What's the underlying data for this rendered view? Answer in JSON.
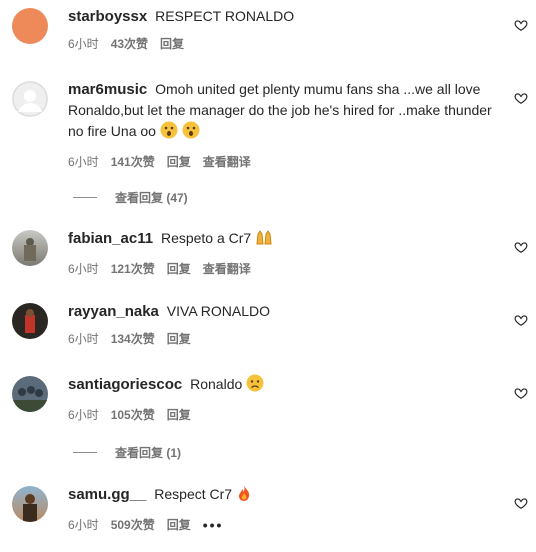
{
  "comments": [
    {
      "user": "starboyssx",
      "text": "RESPECT RONALDO",
      "time": "6小时",
      "likes": "43次赞",
      "reply": "回复",
      "translate": ""
    },
    {
      "user": "mar6music",
      "text": "Omoh united get plenty mumu fans sha ...we all love Ronaldo,but let the manager do the job he's hired for ..make thunder no fire Una oo",
      "time": "6小时",
      "likes": "141次赞",
      "reply": "回复",
      "translate": "查看翻译",
      "view_replies": "查看回复 (47)"
    },
    {
      "user": "fabian_ac11",
      "text": "Respeto a Cr7",
      "time": "6小时",
      "likes": "121次赞",
      "reply": "回复",
      "translate": "查看翻译"
    },
    {
      "user": "rayyan_naka",
      "text": "VIVA RONALDO",
      "time": "6小时",
      "likes": "134次赞",
      "reply": "回复",
      "translate": ""
    },
    {
      "user": "santiagoriescoc",
      "text": "Ronaldo",
      "time": "6小时",
      "likes": "105次赞",
      "reply": "回复",
      "translate": "",
      "view_replies": "查看回复 (1)"
    },
    {
      "user": "samu.gg__",
      "text": "Respect Cr7",
      "time": "6小时",
      "likes": "509次赞",
      "reply": "回复",
      "translate": "",
      "more": "•••"
    }
  ],
  "icons": {
    "heart": "heart-outline-icon",
    "emoji_shock": "astonished-face-emoji",
    "emoji_hands": "raised-hands-emoji",
    "emoji_sad": "worried-face-emoji",
    "emoji_fire": "fire-emoji"
  },
  "colors": {
    "text": "#262626",
    "meta": "#737373",
    "avatar_orange": "#ee8a5a"
  }
}
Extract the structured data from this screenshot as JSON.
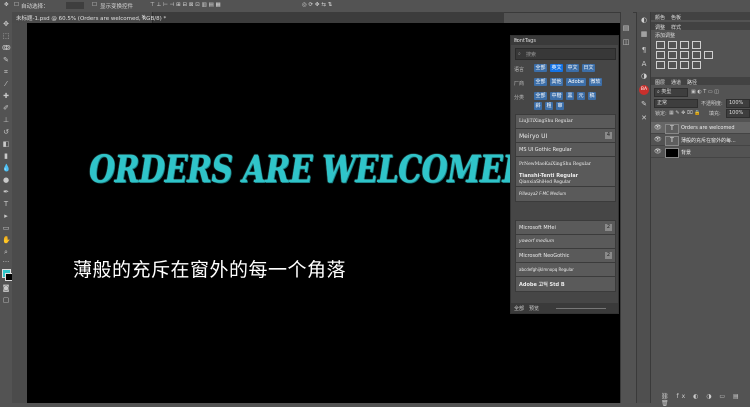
{
  "options_bar": {
    "auto_select_label": "自动选择：",
    "transform_controls_label": "显示变换控件"
  },
  "document_tab": {
    "title": "未标题-1.psd @ 60.5% (Orders are welcomed, RGB/8) *",
    "close": "×"
  },
  "canvas": {
    "title_text": "ORDERS ARE WELCOMED",
    "subtitle_text": "薄般的充斥在窗外的每一个角落",
    "title_color": "#2fc4c9"
  },
  "font_panel": {
    "title": "FontTags",
    "search_placeholder": "搜索",
    "row_labels": [
      "语言",
      "厂商",
      "分类"
    ],
    "language_chips": [
      "全部",
      "英文",
      "中文",
      "日文"
    ],
    "vendor_chips": [
      "全部",
      "其他",
      "Adobe",
      "微软"
    ],
    "category_chips": [
      "全部",
      "中楷",
      "黑",
      "元",
      "稿",
      "斜",
      "粗",
      "审"
    ],
    "fonts": [
      {
        "name": "LiuJiTiXingShu Regular"
      },
      {
        "name": "Meiryo UI",
        "count": "4"
      },
      {
        "name": "MS UI Gothic Regular"
      },
      {
        "name": "PrNewMaoKaiXingShu Regular"
      },
      {
        "name": "Tianshi-Tenti Regular"
      },
      {
        "name": "QianxiaShiHed Regular"
      },
      {
        "name": "Pillwaya2 F-MC Medium"
      },
      {
        "name": "Microsoft MHei",
        "count": "2"
      },
      {
        "name": "yoworf medium"
      },
      {
        "name": "Microsoft NeoGothic",
        "count": "2"
      },
      {
        "name": "abcdefghijklmnopq Regular"
      },
      {
        "name": "Adobe 고딕 Std B"
      }
    ],
    "footer": [
      "全部",
      "预览"
    ]
  },
  "right_panel": {
    "top_tabs": [
      "颜色",
      "色板"
    ],
    "adjust_tabs": [
      "调整",
      "样式"
    ],
    "adjust_title": "添加调整",
    "layers_tabs": [
      "图层",
      "通道",
      "路径"
    ],
    "kind_label": "类型",
    "blend_mode": "正常",
    "opacity_label": "不透明度:",
    "opacity_value": "100%",
    "lock_label": "锁定:",
    "fill_label": "填充:",
    "fill_value": "100%",
    "layers": [
      {
        "name": "Orders are welcomed",
        "type": "T"
      },
      {
        "name": "薄般的充斥在窗外的每...",
        "type": "T"
      },
      {
        "name": "背景",
        "type": ""
      }
    ],
    "badge": "BA"
  }
}
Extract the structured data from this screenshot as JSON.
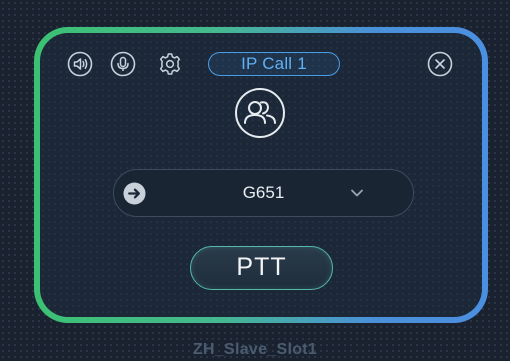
{
  "colors": {
    "frame_left": "#3cc173",
    "frame_right": "#4b8fe0",
    "pill_accent": "#5fb0f5",
    "ptt_border": "#53b8a8",
    "card_bg": "#1c2838"
  },
  "toolbar": {
    "speaker_icon": "speaker-icon",
    "mic_icon": "microphone-icon",
    "settings_icon": "gear-icon",
    "close_icon": "close-icon"
  },
  "call": {
    "title": "IP Call 1",
    "avatar_icon": "group-users-icon"
  },
  "selector": {
    "icon": "arrow-right-circle-icon",
    "value": "G651",
    "chevron_icon": "chevron-down-icon"
  },
  "ptt": {
    "label": "PTT"
  },
  "footer": {
    "label": "ZH_Slave_Slot1"
  }
}
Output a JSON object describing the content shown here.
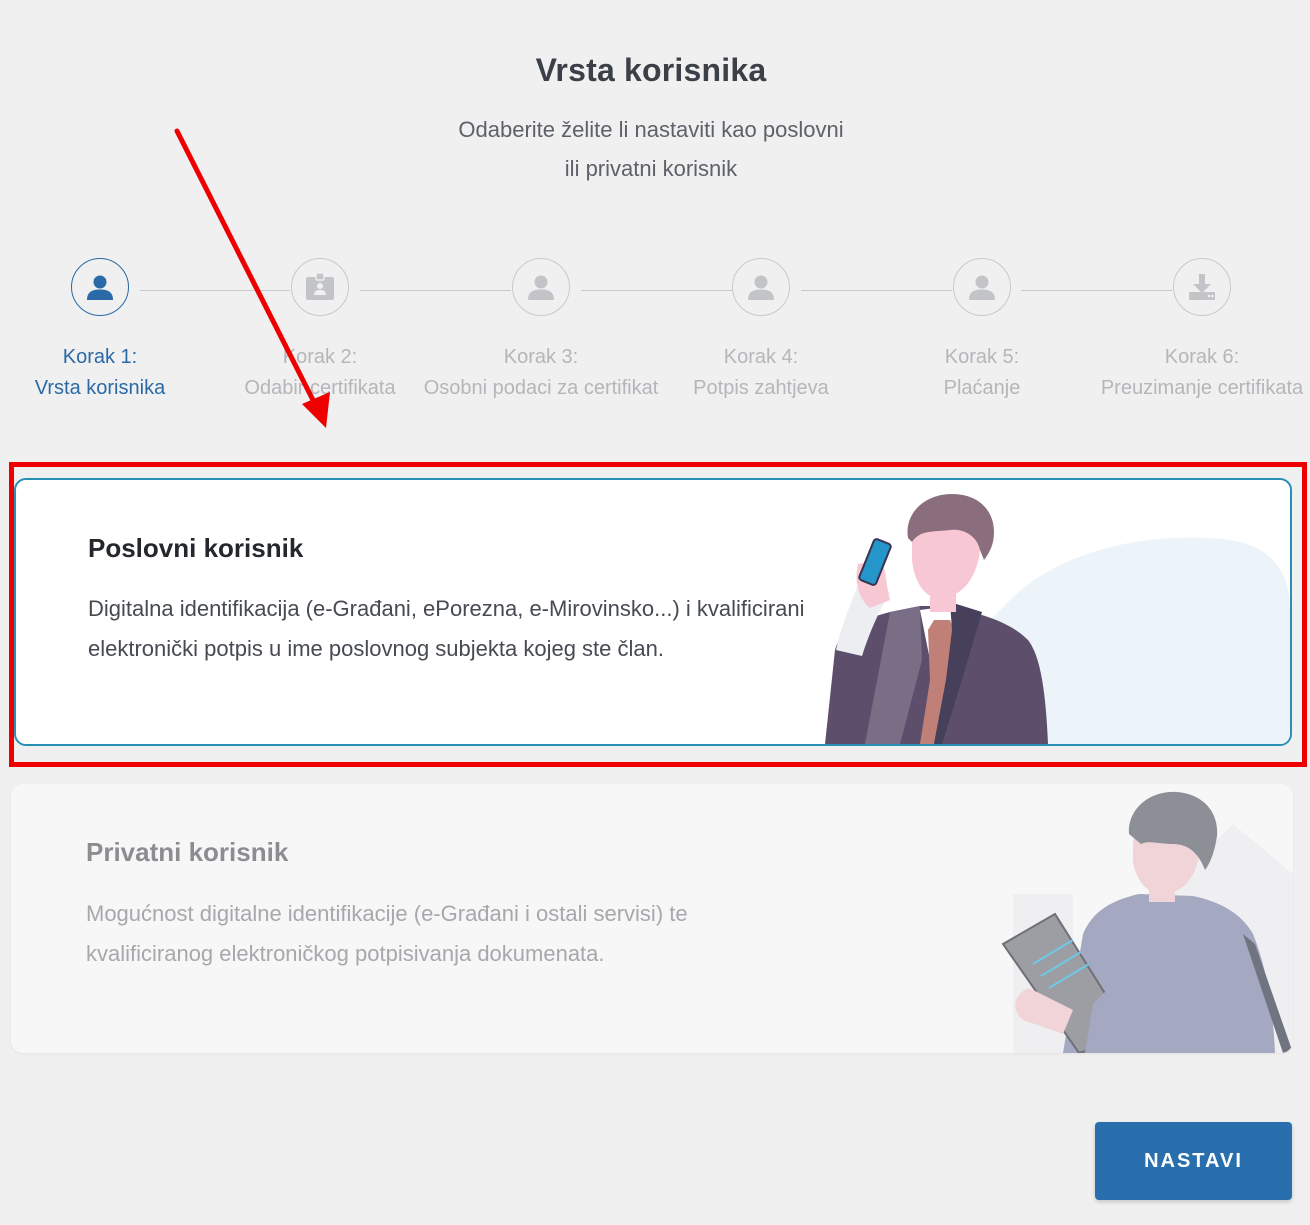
{
  "header": {
    "title": "Vrsta korisnika",
    "subtitle_line1": "Odaberite želite li nastaviti kao poslovni",
    "subtitle_line2": "ili privatni korisnik"
  },
  "steps": [
    {
      "number": "Korak 1:",
      "name": "Vrsta korisnika",
      "icon": "user-icon",
      "active": true
    },
    {
      "number": "Korak 2:",
      "name": "Odabir certifikata",
      "icon": "id-badge-icon",
      "active": false
    },
    {
      "number": "Korak 3:",
      "name": "Osobni podaci za certifikat",
      "icon": "user-icon",
      "active": false
    },
    {
      "number": "Korak 4:",
      "name": "Potpis zahtjeva",
      "icon": "user-icon",
      "active": false
    },
    {
      "number": "Korak 5:",
      "name": "Plaćanje",
      "icon": "user-icon",
      "active": false
    },
    {
      "number": "Korak 6:",
      "name": "Preuzimanje certifikata",
      "icon": "download-icon",
      "active": false
    }
  ],
  "options": {
    "business": {
      "title": "Poslovni korisnik",
      "description": "Digitalna identifikacija (e-Građani, ePorezna, e-Mirovinsko...) i kvalificirani elektronički potpis u ime poslovnog subjekta kojeg ste član.",
      "selected": true
    },
    "private": {
      "title": "Privatni korisnik",
      "description": "Mogućnost digitalne identifikacije (e-Građani i ostali servisi) te kvalificiranog elektroničkog potpisivanja dokumenata.",
      "selected": false
    }
  },
  "actions": {
    "continue_label": "NASTAVI"
  },
  "colors": {
    "accent": "#2a6aa6",
    "selected_border": "#2a8fb5",
    "annotation": "#ee0000",
    "inactive": "#b4b6b9"
  }
}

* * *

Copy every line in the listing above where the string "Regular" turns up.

*RESPONSE TO THIS TASK*:
        "name": "LiuJiTiXingShu Regular"
        "name": "MS UI Gothic Regular"
        "name": "PrNewMaoKaiXingShu Regular"
        "name": "Tianshi-Tenti Regular"
        "name": "QianxiaShiHed Regular"
        "name": "abcdefghijklmnopq Regular"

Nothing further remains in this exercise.